**EXERCISE PROMPT**
Every entry below is to be retyped exactly as it stands.

★ ★ ★

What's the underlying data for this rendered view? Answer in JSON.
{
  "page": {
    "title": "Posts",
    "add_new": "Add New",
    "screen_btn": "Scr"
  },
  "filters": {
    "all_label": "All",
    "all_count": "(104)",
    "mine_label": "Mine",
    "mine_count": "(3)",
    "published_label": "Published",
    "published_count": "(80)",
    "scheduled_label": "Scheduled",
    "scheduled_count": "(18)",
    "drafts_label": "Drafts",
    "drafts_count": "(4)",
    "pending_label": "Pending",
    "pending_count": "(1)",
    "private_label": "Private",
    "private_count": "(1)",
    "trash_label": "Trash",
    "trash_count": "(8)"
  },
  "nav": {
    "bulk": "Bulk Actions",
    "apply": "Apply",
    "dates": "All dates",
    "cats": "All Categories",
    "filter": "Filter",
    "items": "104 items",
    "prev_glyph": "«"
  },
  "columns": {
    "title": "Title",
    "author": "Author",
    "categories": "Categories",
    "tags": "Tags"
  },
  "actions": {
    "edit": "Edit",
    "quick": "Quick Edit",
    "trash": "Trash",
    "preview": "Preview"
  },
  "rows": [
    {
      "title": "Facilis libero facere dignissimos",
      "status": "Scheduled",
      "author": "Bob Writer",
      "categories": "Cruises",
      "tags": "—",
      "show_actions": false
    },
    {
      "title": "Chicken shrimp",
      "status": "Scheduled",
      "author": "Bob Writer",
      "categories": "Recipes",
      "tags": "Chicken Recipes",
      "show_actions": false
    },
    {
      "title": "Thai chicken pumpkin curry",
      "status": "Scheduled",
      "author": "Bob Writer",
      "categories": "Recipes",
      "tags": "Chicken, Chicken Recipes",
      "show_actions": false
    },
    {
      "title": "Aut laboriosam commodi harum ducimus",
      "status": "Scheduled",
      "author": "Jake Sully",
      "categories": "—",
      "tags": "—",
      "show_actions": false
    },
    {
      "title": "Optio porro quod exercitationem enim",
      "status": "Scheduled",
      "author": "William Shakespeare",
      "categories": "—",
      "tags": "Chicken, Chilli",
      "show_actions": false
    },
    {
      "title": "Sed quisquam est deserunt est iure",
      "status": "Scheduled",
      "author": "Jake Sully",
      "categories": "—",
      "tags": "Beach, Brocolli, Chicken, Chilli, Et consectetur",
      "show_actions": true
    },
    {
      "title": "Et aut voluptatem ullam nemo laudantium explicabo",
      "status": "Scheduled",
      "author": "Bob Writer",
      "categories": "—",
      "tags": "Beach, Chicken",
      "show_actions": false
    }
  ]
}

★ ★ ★

**WRITTEN SOLUTION**
What's the underlying data for this rendered view? Answer in JSON.
{
  "page": {
    "title": "Posts",
    "add_new": "Add New",
    "screen_btn": "Scr"
  },
  "filters": {
    "all_label": "All",
    "all_count": "(104)",
    "mine_label": "Mine",
    "mine_count": "(3)",
    "published_label": "Published",
    "published_count": "(80)",
    "scheduled_label": "Scheduled",
    "scheduled_count": "(18)",
    "drafts_label": "Drafts",
    "drafts_count": "(4)",
    "pending_label": "Pending",
    "pending_count": "(1)",
    "private_label": "Private",
    "private_count": "(1)",
    "trash_label": "Trash",
    "trash_count": "(8)"
  },
  "nav": {
    "bulk": "Bulk Actions",
    "apply": "Apply",
    "dates": "All dates",
    "cats": "All Categories",
    "filter": "Filter",
    "items": "104 items",
    "prev_glyph": "«"
  },
  "columns": {
    "title": "Title",
    "author": "Author",
    "categories": "Categories",
    "tags": "Tags"
  },
  "actions": {
    "edit": "Edit",
    "quick": "Quick Edit",
    "trash": "Trash",
    "preview": "Preview"
  },
  "rows": [
    {
      "title": "Facilis libero facere dignissimos",
      "status": "Scheduled",
      "author": "Bob Writer",
      "categories": "Cruises",
      "tags": "—",
      "show_actions": false
    },
    {
      "title": "Chicken shrimp",
      "status": "Scheduled",
      "author": "Bob Writer",
      "categories": "Recipes",
      "tags": "Chicken Recipes",
      "show_actions": false
    },
    {
      "title": "Thai chicken pumpkin curry",
      "status": "Scheduled",
      "author": "Bob Writer",
      "categories": "Recipes",
      "tags": "Chicken, Chicken Recipes",
      "show_actions": false
    },
    {
      "title": "Aut laboriosam commodi harum ducimus",
      "status": "Scheduled",
      "author": "Jake Sully",
      "categories": "—",
      "tags": "—",
      "show_actions": false
    },
    {
      "title": "Optio porro quod exercitationem enim",
      "status": "Scheduled",
      "author": "William Shakespeare",
      "categories": "—",
      "tags": "Chicken, Chilli",
      "show_actions": false
    },
    {
      "title": "Sed quisquam est deserunt est iure",
      "status": "Scheduled",
      "author": "Jake Sully",
      "categories": "—",
      "tags": "Beach, Brocolli, Chicken, Chilli, Et consectetur",
      "show_actions": true
    },
    {
      "title": "Et aut voluptatem ullam nemo laudantium explicabo",
      "status": "Scheduled",
      "author": "Bob Writer",
      "categories": "—",
      "tags": "Beach, Chicken",
      "show_actions": false
    }
  ]
}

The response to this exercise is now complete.